SASE Overlay: An Intro
You may have heard of Secure Access Service Edge, or SASE – but CoIP Access Platform uses a SASE overlay. What is a SASE overlay, and makes the CoIP SASE Overlay different?
Covered in this article:
- What is the CoIP SASE Overlay?
- How does the CoIP SASE Overlay work?
- What are the benefits of the SASE overlay approach?
- What problems does a SASE overlay solve?
What is the CoIP SASE Overlay?
The CoIP SASE Overlay is a cybersecurity mesh that connects and protects users, endpoints, applications, and devices across distributed environments, without having to connect the environments together.
The CoIP SASE Overlay
The legacy approach to dealing with hybrid and remote applications is to connect networks together, so that applications using the network can reach each other. The goal of this approach is to expand the network – remote sites and clouds are assigned chunks of the corporate IP address space, connecting to the corporate network hub with VPNs. In other words, infrastructure build is the legacy answer to hybrid and remote. As users and applications become increasingly dynamic, the infrastructure build model becomes difficult to scale – not to mention that they increase the size of the attack surface, precisely when cybersecurity attacks are at an all-time high.
The CoIP SASE Overlay provides application-oriented connectivity; the overlay flips the paradigm, allowing a complex network security problem to instead be treated as an access control problem. This completely avoids the challenge and delays introduced by the need to build infrastructure.
How does the CoIP SASE Overlay work?
A good analogy for the CoIP SASE Overlay is instant messaging. Users can send messages such as text, multimedia, and even files to each other, without building a peer-to-peer connection or having to be on the same network. The CoIP SASE Overlay works much like this, relaying messages from one application to another – it's just that the messages happen to be TCP/IP application traffic. The overlay has been highly optimized for low latency and multi-gigabit flow throughput.
Applications do not need to be modified to use the overlay, and typically aren't even aware of its existence. The overlay is instantiated as a virtual interface, right in the operating system, making authenticated remote endpoints appear to be peers.
User, endpoint, application, and device identity are validated before connections are setup, and continuously verified in accordance with the principles of Zero Trust. Connections are authorized by policy, and can be locked to specific source and destination applications.
What are the benefits of the SASE overlay approach?

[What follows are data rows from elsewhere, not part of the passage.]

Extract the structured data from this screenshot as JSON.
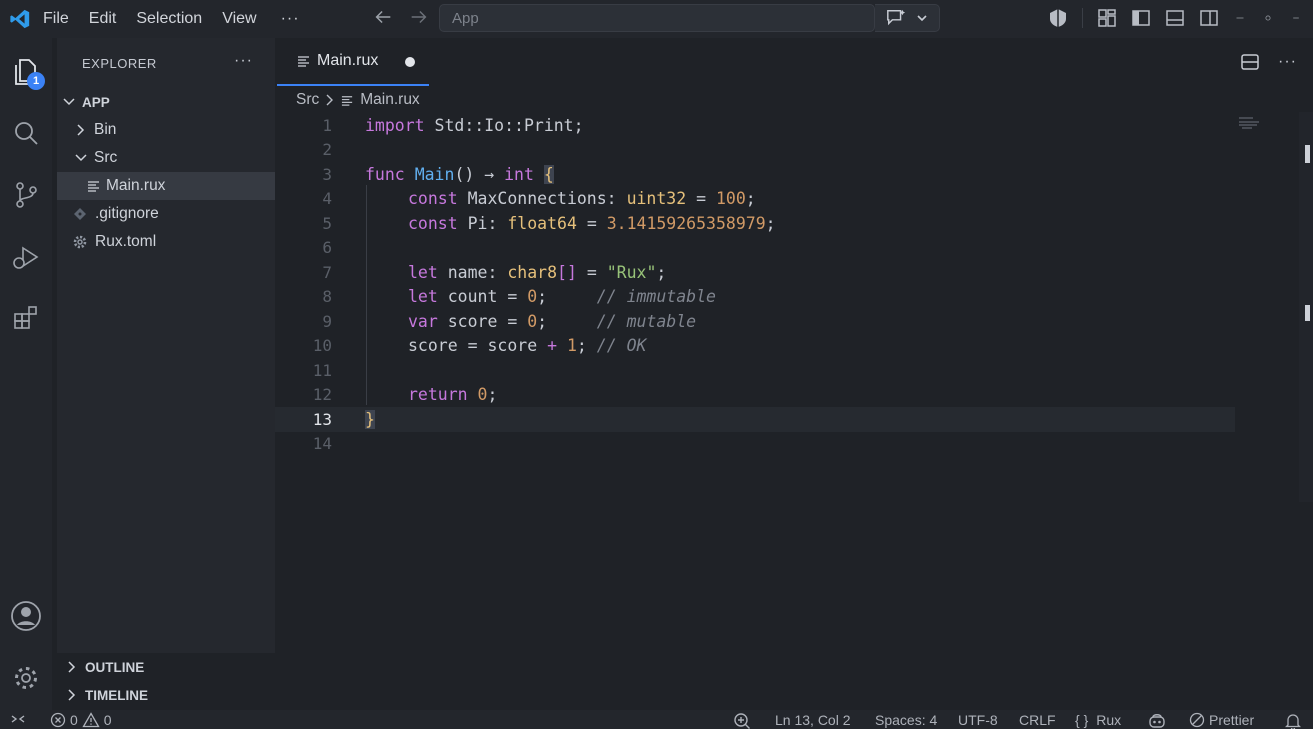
{
  "menu": {
    "file": "File",
    "edit": "Edit",
    "selection": "Selection",
    "view": "View",
    "more": "···"
  },
  "command_center": {
    "placeholder": "App"
  },
  "activity": {
    "explorer_badge": "1"
  },
  "sidebar": {
    "title": "EXPLORER",
    "more": "···",
    "root": "APP",
    "items": [
      {
        "label": "Bin"
      },
      {
        "label": "Src"
      },
      {
        "label": "Main.rux"
      },
      {
        "label": ".gitignore"
      },
      {
        "label": "Rux.toml"
      }
    ],
    "sections": [
      {
        "label": "OUTLINE"
      },
      {
        "label": "TIMELINE"
      }
    ]
  },
  "tabs": [
    {
      "label": "Main.rux"
    }
  ],
  "tab_actions": {
    "more": "···"
  },
  "breadcrumb": {
    "folder": "Src",
    "file": "Main.rux"
  },
  "code": {
    "line_numbers": [
      "1",
      "2",
      "3",
      "4",
      "5",
      "6",
      "7",
      "8",
      "9",
      "10",
      "11",
      "12",
      "13",
      "14"
    ],
    "l1": {
      "kw": "import",
      "rest": " Std::Io::Print;"
    },
    "l3": {
      "kw": "func",
      "fn": "Main",
      "paren": "() → ",
      "ty": "int",
      "brace": "{"
    },
    "l4": {
      "kw": "const",
      "name": " MaxConnections: ",
      "ty": "uint32",
      "eq": " = ",
      "num": "100",
      "semi": ";"
    },
    "l5": {
      "kw": "const",
      "name": " Pi: ",
      "ty": "float64",
      "eq": " = ",
      "num": "3.14159265358979",
      "semi": ";"
    },
    "l7": {
      "kw": "let",
      "name": " name: ",
      "ty": "char8",
      "arr": "[]",
      "eq": " = ",
      "str": "\"Rux\"",
      "semi": ";"
    },
    "l8": {
      "kw": "let",
      "name": " count = ",
      "num": "0",
      "semi": ";     ",
      "com": "// immutable"
    },
    "l9": {
      "kw": "var",
      "name": " score = ",
      "num": "0",
      "semi": ";     ",
      "com": "// mutable"
    },
    "l10": {
      "pre": "score = score ",
      "op": "+",
      "sp": " ",
      "num": "1",
      "semi": "; ",
      "com": "// OK"
    },
    "l12": {
      "kw": "return",
      "sp": " ",
      "num": "0",
      "semi": ";"
    },
    "l13": {
      "brace": "}"
    }
  },
  "status": {
    "errors": "0",
    "warnings": "0",
    "position": "Ln 13, Col 2",
    "spaces": "Spaces: 4",
    "encoding": "UTF-8",
    "eol": "CRLF",
    "language": "Rux",
    "formatter": "Prettier"
  },
  "colors": {
    "accent": "#3b82f6",
    "keyword": "#c678dd",
    "function": "#61afef",
    "type": "#e5c07b",
    "number": "#d19a66",
    "string": "#98c379",
    "comment": "#7f848e"
  }
}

The CoIP SASE Overlay effectively decouples security from networking, and associates it instead with the application layer. In other words, the security enforcement is virtually pushed to the application edge. This has several key operational and security benefits:
- It associates security with the application rather than the network, enabling the security policy to follow the workload into any environment for agility
- It serves as a practical model for adopting Zero Trust, reducing the application attack surface for existing applications without a network overhaul
- It avoids the legacy 'infrastructure build' of a unified, shared network, allowing each siloed perimeter (cloud VPC, remote site, etc) to be independently managed and secured.
What problems does a SASE overlay solve?
SASE overlays have been used to address a wide range of complex use cases, including:
- Remote access for employees, vendors, and customers
- Migration of applications from legacy datacenters to public clouds
- Securing OT and critical infrastructure through micro-segmentation in place, and to secure access from cloud